  13. I can attest this, as this is the exact setup I upgraded to so that I could move the center speaker out of my cabinet. This is the wall bracket I'm using, and it is brilliant! I can't be happier... it is rock solid and bomb proof, despite holding my TV half a meter away from the wall: Brateck LPA35-462 Aluminum Slim Sliding Full-Motion Wall Mount Bracket: https://www.amazon.com.au/Brateck-BT-LPA35-462-Aluminum-Sliding-Full-Motion/dp/B077PQXPSX Just check with Brateck if it can accommodate your TV as it says up to 70", but not sure if it's restricted to 70" due to weight or physical size. Otherwise you'll need to find a similar one that can handle a larger size TV. The result is a center speaker sitting on top of the TV stand, positioned right up to the front edge (so no cabinet interference) and the TV hovering directly above the center speaker... it doesn't get better than this I think...
  14. I haven't heard either models myself, but I've only heard great things about the 8000's, so I think you should be delighted with the upgrade. One of the main new improvements to the 8000's is that they've now vented the Tractrix horn-loaded tweeter and made it out of a softer silicone material, which has allowed for smoother highs.
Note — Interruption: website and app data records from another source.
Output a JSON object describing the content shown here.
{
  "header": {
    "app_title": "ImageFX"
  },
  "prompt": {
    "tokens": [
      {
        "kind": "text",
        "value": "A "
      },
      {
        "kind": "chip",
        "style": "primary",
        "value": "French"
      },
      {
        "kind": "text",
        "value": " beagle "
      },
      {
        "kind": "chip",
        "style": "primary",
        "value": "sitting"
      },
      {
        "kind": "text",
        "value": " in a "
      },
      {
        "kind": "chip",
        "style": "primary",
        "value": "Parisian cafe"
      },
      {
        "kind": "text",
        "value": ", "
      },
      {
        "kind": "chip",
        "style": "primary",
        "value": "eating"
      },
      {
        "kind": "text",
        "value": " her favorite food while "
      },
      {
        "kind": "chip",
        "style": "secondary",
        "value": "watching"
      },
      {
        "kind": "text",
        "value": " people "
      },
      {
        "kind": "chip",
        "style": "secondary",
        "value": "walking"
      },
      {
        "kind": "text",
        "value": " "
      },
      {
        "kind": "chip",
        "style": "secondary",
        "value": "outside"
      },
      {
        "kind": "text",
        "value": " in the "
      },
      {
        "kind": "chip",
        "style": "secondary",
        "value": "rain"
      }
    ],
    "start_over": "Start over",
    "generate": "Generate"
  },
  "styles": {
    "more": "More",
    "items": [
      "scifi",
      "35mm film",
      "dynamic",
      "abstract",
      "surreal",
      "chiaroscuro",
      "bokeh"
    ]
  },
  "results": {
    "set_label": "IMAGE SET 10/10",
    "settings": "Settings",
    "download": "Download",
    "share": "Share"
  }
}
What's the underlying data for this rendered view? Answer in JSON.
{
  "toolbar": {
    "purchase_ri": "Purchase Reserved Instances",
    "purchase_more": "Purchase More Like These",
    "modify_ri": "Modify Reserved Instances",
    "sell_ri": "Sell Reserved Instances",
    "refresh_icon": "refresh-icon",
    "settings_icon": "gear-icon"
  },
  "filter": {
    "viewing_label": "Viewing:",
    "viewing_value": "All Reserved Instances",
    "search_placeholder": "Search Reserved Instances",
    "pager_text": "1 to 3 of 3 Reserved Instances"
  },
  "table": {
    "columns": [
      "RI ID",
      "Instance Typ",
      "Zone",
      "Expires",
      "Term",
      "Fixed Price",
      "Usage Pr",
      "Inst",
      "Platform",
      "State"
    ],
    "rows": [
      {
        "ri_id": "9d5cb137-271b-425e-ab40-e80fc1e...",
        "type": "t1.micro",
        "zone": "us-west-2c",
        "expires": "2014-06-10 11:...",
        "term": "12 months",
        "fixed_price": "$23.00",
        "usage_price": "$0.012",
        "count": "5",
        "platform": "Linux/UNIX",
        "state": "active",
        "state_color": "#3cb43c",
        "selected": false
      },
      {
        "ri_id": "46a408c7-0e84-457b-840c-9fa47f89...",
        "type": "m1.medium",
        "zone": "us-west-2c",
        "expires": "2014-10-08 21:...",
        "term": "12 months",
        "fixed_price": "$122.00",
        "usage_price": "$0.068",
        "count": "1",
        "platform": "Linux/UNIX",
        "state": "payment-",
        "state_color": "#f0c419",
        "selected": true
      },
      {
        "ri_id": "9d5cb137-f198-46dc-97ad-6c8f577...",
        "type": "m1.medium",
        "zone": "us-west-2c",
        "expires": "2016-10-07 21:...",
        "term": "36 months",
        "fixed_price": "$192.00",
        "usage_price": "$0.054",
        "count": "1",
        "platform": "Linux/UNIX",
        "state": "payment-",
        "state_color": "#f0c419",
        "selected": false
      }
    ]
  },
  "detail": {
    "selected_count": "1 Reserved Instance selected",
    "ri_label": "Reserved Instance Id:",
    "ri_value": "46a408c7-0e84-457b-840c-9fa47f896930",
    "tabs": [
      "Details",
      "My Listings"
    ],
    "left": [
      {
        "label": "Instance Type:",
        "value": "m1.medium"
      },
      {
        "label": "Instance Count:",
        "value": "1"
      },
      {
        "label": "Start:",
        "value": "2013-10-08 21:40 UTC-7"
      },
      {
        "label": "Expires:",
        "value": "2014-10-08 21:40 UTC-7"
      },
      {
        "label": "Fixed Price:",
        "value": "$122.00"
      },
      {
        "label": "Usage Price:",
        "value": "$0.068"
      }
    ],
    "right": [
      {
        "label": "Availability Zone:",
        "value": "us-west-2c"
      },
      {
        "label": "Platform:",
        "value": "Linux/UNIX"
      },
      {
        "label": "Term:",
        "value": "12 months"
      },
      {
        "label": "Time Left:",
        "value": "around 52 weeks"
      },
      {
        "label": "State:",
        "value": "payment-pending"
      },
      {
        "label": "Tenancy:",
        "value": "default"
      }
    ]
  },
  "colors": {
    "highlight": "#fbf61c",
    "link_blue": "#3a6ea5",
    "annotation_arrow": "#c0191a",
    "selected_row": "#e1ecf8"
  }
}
I've heard people say this has made a massive positive improvement. Here's an excellent review by Audioholics of the 8000's to put your mind at ease: https://www.audioholics.com/tower-speaker-reviews/klipsch-rp-8000f
×
×
  • Create New...